Q: What are some of your new responsibilities and duties as Senior Resource Artist?

A: I help to ensure art content of our games is meeting or exceeding our company standards, to help steer the direction of our art development tools, and of course — still developing art for team Super Special!

Q: What’s your favorite part of working at IT?

A: The people mostly – many of whom I’ve known for my entire time here and are like family. But I also enjoy the quick development cycle that shifts what kind of art I’m working on every few months which keeps me on my toes.

Q: How did you get into Class III game development?

A: My brother was already working at IT, they were looking to expand, and I was looking for a job. So naturally...

Q: What role do you play in the design and development of slot machines?

A: Mostly I create art on team Super Special, but also I provide a lot of assistance and feedback to other artists across the company. And then I make a ton of noise to people way smarter than I am to get new art-related features in our game engine. So my job ranges from highly subjective, to highly technical.

Q: What’s your favorite part of helping develop a game?

A: I get the most out of assisting others. If I can impart some bit of wisdom to help other artists realize their ideas, or help clear some sort of technical hurdle, that is by far the most rewarding thing for me.

Q: What’s the most memorable feedback (can be good or bad) you’ve ever heard about a game you’ve helped develop?

A: It’s always nice when people compliment the art! I also find it immensely amusing when players make up weird impromptu descriptions for a symbol, or just completely misinterpret the art in comically unflattering ways.

Q: Favorite game(s) you’ve worked on?

I like any game that has a lot of love put into the art. My favorite game that I ever worked on is one that was basically never sold called “Squishy Blobs.” It featured a bunch of cute little blob characters that were just a ton of fun to animate, and it made me smile. Big Prize Bubblegum was another fun one to work on that just “clicked” really well.

Q: What’s something you wish slot players knew about slot machines in general?

A: No, I don’t have secret developer codes to win all the games.

Q: Have you learned anything about the gaming industry that surprised you or struck you as interesting?

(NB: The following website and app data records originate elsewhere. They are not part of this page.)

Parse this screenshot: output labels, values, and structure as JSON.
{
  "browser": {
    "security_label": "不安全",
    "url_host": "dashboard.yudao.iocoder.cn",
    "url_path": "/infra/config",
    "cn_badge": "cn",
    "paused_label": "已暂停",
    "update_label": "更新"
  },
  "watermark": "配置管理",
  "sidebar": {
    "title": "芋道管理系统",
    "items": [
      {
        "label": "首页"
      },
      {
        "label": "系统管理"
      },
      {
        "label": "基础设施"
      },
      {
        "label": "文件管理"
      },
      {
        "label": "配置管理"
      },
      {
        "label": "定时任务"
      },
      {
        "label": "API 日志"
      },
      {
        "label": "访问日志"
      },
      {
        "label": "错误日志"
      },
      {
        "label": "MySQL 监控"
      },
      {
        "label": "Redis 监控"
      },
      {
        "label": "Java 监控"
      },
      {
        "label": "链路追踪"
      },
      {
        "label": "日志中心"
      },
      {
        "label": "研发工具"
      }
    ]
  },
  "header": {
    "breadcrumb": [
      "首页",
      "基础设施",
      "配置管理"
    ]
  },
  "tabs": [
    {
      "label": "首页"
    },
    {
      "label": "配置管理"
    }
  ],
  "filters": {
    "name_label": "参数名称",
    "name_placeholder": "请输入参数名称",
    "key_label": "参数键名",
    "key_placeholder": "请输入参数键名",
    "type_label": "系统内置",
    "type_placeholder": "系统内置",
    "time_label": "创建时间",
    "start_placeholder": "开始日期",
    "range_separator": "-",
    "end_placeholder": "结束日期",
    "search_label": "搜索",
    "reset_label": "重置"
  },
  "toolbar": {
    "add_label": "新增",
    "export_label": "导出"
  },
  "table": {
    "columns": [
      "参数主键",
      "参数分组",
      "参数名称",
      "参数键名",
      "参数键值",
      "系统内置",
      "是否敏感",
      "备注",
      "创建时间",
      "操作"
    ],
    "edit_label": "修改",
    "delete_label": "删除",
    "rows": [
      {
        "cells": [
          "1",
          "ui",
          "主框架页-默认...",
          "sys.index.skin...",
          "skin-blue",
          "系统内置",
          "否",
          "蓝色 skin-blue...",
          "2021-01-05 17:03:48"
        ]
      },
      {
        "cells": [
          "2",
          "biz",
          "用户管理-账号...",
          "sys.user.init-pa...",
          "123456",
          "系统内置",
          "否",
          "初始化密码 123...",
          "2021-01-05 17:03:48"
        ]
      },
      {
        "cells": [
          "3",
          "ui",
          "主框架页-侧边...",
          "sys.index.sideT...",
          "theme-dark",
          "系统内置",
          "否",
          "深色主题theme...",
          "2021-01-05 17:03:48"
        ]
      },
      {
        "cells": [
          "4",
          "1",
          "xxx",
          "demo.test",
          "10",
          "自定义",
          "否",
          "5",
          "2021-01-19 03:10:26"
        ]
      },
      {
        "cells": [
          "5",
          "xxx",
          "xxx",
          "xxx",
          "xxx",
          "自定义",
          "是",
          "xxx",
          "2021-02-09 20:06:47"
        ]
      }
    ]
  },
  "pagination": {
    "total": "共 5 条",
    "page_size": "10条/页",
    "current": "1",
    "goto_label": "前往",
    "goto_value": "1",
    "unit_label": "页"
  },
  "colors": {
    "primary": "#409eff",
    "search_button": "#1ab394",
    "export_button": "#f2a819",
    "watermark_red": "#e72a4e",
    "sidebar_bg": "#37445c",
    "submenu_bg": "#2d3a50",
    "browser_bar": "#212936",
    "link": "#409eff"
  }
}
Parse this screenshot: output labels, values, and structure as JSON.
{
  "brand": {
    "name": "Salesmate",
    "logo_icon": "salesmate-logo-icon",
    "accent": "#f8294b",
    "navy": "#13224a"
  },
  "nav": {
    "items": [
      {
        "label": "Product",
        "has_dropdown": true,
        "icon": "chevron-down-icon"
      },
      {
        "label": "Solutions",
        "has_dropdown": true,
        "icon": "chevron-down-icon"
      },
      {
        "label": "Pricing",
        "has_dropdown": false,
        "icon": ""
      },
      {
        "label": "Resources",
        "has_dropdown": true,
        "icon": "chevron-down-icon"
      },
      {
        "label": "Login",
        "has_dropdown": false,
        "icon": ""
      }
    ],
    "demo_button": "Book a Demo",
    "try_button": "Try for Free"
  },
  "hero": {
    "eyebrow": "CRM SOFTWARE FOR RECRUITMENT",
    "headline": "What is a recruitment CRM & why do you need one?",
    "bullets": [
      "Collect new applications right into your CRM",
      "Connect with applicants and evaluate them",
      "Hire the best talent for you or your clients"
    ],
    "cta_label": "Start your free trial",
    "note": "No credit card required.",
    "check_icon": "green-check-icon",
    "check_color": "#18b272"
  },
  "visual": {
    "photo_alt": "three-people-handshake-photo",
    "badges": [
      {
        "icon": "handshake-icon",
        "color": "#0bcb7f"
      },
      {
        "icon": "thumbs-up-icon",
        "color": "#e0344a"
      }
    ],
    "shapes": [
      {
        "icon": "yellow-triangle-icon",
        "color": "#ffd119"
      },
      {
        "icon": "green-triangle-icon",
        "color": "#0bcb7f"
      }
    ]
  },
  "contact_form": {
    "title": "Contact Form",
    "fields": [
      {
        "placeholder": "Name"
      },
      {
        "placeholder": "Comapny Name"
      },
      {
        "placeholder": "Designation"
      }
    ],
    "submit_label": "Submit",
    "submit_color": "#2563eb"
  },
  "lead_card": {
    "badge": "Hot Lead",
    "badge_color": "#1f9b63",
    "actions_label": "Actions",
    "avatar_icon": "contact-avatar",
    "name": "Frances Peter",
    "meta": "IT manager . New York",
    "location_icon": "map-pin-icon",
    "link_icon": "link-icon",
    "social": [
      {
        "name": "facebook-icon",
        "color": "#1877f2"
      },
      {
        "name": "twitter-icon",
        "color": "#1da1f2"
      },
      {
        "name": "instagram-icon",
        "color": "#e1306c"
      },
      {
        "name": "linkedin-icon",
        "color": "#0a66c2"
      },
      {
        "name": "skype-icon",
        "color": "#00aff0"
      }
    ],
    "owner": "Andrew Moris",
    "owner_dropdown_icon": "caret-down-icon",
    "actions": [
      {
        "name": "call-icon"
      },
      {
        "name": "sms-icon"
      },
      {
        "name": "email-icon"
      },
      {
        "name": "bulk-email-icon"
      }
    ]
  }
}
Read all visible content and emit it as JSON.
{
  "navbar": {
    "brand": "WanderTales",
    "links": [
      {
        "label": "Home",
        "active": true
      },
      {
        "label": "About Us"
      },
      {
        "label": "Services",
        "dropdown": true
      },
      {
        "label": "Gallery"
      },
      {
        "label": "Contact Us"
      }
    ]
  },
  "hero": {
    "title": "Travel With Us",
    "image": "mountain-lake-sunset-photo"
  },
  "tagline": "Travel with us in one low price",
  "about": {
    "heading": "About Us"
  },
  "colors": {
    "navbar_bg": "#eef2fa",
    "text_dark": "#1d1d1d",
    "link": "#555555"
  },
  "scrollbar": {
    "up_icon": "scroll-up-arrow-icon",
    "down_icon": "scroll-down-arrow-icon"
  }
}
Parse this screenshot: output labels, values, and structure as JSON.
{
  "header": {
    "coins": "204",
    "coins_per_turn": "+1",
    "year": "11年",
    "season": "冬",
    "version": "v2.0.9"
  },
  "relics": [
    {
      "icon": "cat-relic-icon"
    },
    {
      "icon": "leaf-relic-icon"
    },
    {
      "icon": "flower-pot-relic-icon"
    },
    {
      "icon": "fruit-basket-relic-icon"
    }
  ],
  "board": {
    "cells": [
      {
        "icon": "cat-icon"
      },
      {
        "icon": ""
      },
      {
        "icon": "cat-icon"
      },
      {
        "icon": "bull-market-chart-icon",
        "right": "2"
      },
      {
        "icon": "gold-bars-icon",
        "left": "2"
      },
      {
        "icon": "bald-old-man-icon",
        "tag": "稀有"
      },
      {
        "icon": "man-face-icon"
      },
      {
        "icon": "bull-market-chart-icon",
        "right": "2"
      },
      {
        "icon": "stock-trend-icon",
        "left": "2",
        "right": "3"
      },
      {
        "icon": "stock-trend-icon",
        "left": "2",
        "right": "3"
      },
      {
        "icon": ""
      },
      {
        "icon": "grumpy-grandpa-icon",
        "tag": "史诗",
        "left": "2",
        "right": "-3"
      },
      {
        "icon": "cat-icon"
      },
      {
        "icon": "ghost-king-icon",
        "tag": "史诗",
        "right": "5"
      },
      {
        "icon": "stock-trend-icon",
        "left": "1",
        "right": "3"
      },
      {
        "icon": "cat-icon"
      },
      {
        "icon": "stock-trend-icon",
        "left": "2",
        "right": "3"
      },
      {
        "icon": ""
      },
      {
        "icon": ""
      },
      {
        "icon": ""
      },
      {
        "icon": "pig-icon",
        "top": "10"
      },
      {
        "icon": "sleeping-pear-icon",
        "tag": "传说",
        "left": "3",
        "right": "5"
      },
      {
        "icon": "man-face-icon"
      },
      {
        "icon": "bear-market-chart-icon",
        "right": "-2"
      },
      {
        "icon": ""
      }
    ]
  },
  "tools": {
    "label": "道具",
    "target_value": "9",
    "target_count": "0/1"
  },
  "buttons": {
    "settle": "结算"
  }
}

A: I guess the most surprising thing to me has always been how big it is—considering I was never really aware of the existence of the industry before working in it.

Q: Did you ever think you’d be working in this industry or have this job?

A: Not at all. It’s not really an industry I was ever aware of. Before I worked here, I still thought of all slot machines as the typical, old 3 by 3 one-armed-bandits. The last time I had been in anything like a casino was when I was 6 on a cruise. I did go to school for digital art however, so in a way I’m doing exactly what I set out to do, just the end product isn’t something I imagined ever creating.

Q: What’s your dream slot machine? Maybe a theme or feature that wouldn’t appeal to anyone else, but you’d play the heck out of it. (No, one that only produces wins is not a valid answer.)

A: I always lean toward entertainment over volatility, so it would have to be something new that breaks the typical conventions of what a slot machine is. I’m interested to see if slot machines can ever intersect story-telling in any meaningful way, or if they can strengthen my connection to the game in a way that makes the experience feel player-driven.